Galerie Edwynn Houk is presenting an exhibition of photographs by the extraordinary, fashion-meets-fine-art Paris-based photographer Cathleen Naundorf on view now through 16 May, 2015.
Cathleen Naundorf, La fille en plâtre’ in Dior Couture 2007 © Cathleen Naundorf /Hamiltons Gallery London.
Following her photographic training in Munich, working for renowned publishing houses around the world, Cathleen Naundorf traveled to Siberia, Mongolia, the Gobi Desert, and the Amazon headwaters in Brazil to shoot native cultures; however, today she is better known for her fashion photography. Through her mentor Horst P. Horst’s tutelage and guidance, she began taking backstage photographs at Paris Fashion Week for Condé Nast in the late 90’s, and since 2005 has been working on her ‘Haute Couture’ series called “Un rêve de mode,” for which she has been granted access to the archives of Dior, Chanel, Gaultier, Lacroix, Elie Saab, and Valentino.
Cathleen Naundorf, La Manée d’Orée, Haute Couture, Lacroix, Collection Winter 2007 © Cathleen Naundorf /Hamiltons Gallery London.
Because of her extensive knowledge and understanding of the garments, she has been able to personally select gowns from the couturiers’ archives, and with her team of models, assistants, make-up artists, and hairdressers, she constructs elaborate and almost cinematic settings for her photographs, capturing the grace, grandeur, and remarkable beauty of the clothes.
Cathleen Naundorf, My little darling, Dior Haute Couture Winter 2006 -n°30, 2009 © Cathleen Naundorf/ Edwynn Houk Gallery, New York & Zurich.
For nearly 15 years, Naundorf has been using large format cameras with Polaroid film. After shooting the image, she then transfers the film onto a special paper -often watercolor paper. Using various techniques and manipulations directly on the transfer, she creates unique surface particularities, visible on the final chromogenic prints -the bleeding and blurring of the images and the pooling of color. An alternative printing technique that works perfectly with her imagery. For the black and white photos, also shot on Polaroid film, each is reworked and retouched by hand.
Cathleen Naundorf, A Midnight Summer Dream I, Valentino Haute Couture 1993, 2012 © Cathleen Naundorf/ Edwynn Houk Gallery, New York & Zurich.
In all of her photos, the various marks, distortions, and reworkings give the effect of the passing of time to a long ago grand age of elegance and beauty. Timeless classic scenarios which have a day-dreamlike quality, in which models merge with moody and artistic, carefully curated landscapes and interiors. Naundorf’s style of photography combines a poetic sensibility and painterly approach with theatrical presentation of Haute Couture, taking into account the traditional lines of classic glamour photography. A highly individual pictorial language, unique in the world of fashion photography.

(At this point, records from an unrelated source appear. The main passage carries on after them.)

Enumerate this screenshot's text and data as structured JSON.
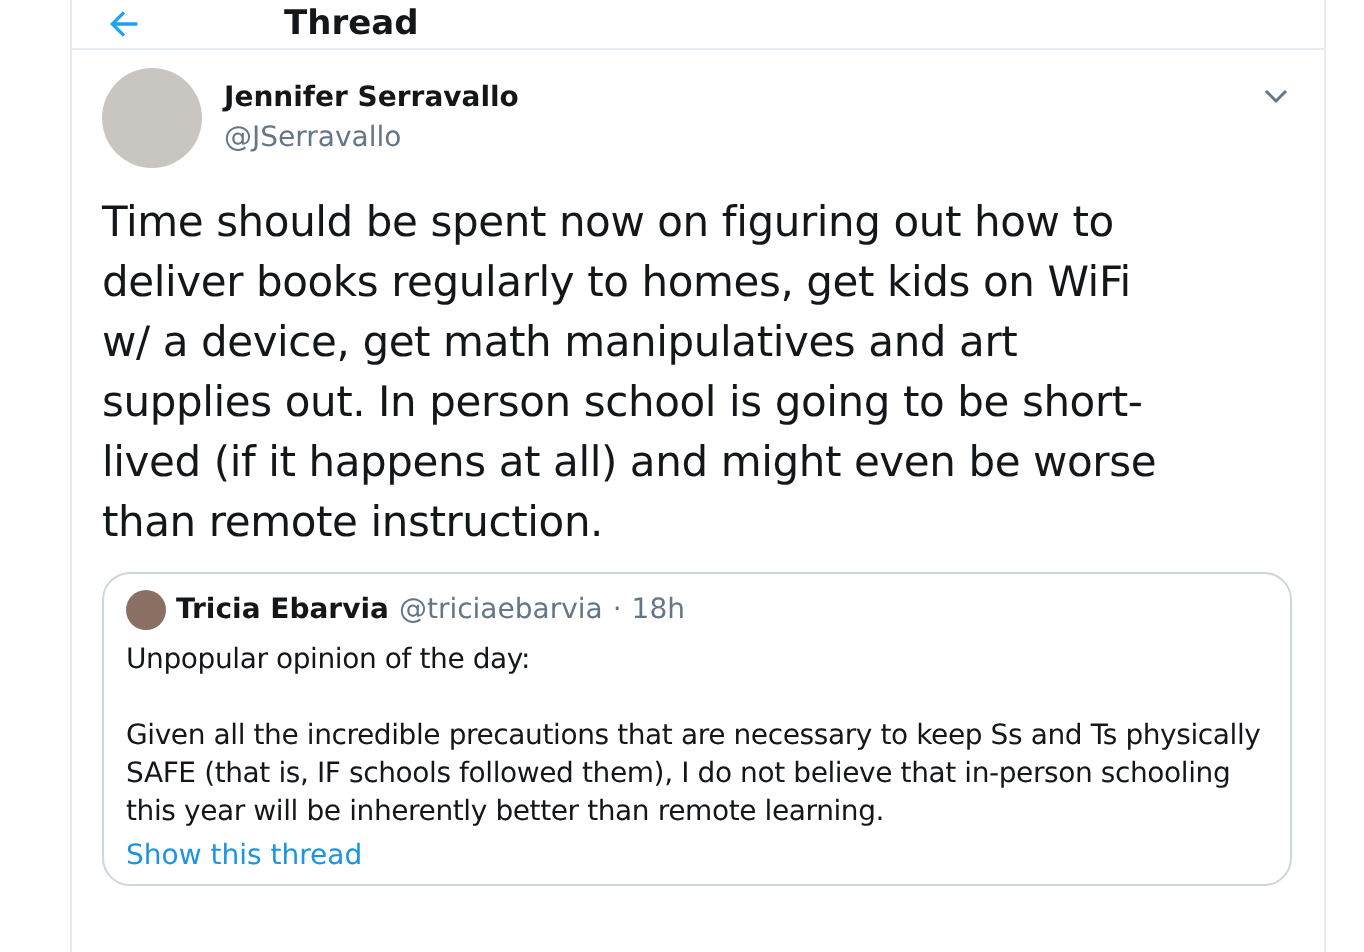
{
  "header": {
    "title": "Thread"
  },
  "tweet": {
    "name": "Jennifer Serravallo",
    "handle": "@JSerravallo",
    "text": "Time should be spent now on figuring out how to deliver books regularly to homes, get kids on WiFi w/ a device, get math manipulatives and art supplies out. In person school is going to be short-lived (if it happens at all) and might even be worse than remote instruction.",
    "quote": {
      "name": "Tricia Ebarvia",
      "handle": "@triciaebarvia",
      "separator": "·",
      "time": "18h",
      "paragraphs": [
        "Unpopular opinion of the day:",
        "Given all the incredible precautions that are necessary to keep Ss and Ts physically SAFE (that is, IF schools followed them), I do not believe that in-person schooling this year will be inherently better than remote learning."
      ],
      "link": "Show this thread"
    }
  }
}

Naundorf has exhibited extensively in Europe and in America, and her work is frequently published in various fashion and lifestyle magazines including Harpers Bazaar and Elle. Since 2011 she has been working privately with Mr. Valentino Garavani on several projects such as “An Italian Story” and “The NY City Ballet.” The book Haute Couture: the Polaroids of Cathleen Naundorf was published in 2012 in a limited edition by Prestel. Naundorf lives and works in Paris.
Haute Couture: The Polaroids of Cathleen Naundorf, by Ira Stehmann (Editor), Hardcover, 180 pgs, Prestel Publishing, 2012.
Featuring stunning couture images, this book presents renowned fashion photographer Cathleen Naundorf’s work with Polaroid photography from the past decade. Whether the incredible pieces of haute couture were designed by Chanel, Dior, Gaultier, Lacroix, Elie Saab, Philip Treacy, or Valentino, their beauty is preserved in the gorgeous images captured with a large-format camera using Polaroid material by Cathleen Naundorf and collected in this book. Her well-honed technique, inspired by her mentor Horst P. Horst, which combines instant film’s distinctive colors and shadow with the artist’s remarkable instinct, results in photographs that resemble paintings -haunting, muted, and raw. A testament to the talents of this artist who has forged a formidable reputation in the fashion world.